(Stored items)
────────────────
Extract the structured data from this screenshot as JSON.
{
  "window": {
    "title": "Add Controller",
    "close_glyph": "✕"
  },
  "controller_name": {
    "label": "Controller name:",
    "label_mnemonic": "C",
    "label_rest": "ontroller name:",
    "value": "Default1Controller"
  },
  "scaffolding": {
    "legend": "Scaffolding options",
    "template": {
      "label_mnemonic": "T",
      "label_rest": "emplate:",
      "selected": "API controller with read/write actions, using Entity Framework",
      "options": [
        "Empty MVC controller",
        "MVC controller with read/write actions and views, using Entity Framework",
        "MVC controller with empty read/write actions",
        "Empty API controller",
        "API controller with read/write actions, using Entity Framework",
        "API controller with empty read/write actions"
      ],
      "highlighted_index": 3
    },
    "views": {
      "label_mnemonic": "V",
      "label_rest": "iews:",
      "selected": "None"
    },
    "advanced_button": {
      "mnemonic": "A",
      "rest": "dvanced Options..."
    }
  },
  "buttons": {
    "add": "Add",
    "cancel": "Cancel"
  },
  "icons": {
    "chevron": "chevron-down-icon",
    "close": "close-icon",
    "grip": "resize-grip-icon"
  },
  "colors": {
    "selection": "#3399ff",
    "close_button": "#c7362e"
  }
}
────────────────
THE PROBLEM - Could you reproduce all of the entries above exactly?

REPLY TO THE EXERCISE -
Extract the structured data from this screenshot as JSON.
{
  "window": {
    "title": "Add Controller",
    "close_glyph": "✕"
  },
  "controller_name": {
    "label": "Controller name:",
    "label_mnemonic": "C",
    "label_rest": "ontroller name:",
    "value": "Default1Controller"
  },
  "scaffolding": {
    "legend": "Scaffolding options",
    "template": {
      "label_mnemonic": "T",
      "label_rest": "emplate:",
      "selected": "API controller with read/write actions, using Entity Framework",
      "options": [
        "Empty MVC controller",
        "MVC controller with read/write actions and views, using Entity Framework",
        "MVC controller with empty read/write actions",
        "Empty API controller",
        "API controller with read/write actions, using Entity Framework",
        "API controller with empty read/write actions"
      ],
      "highlighted_index": 3
    },
    "views": {
      "label_mnemonic": "V",
      "label_rest": "iews:",
      "selected": "None"
    },
    "advanced_button": {
      "mnemonic": "A",
      "rest": "dvanced Options..."
    }
  },
  "buttons": {
    "add": "Add",
    "cancel": "Cancel"
  },
  "icons": {
    "chevron": "chevron-down-icon",
    "close": "close-icon",
    "grip": "resize-grip-icon"
  },
  "colors": {
    "selection": "#3399ff",
    "close_button": "#c7362e"
  }
}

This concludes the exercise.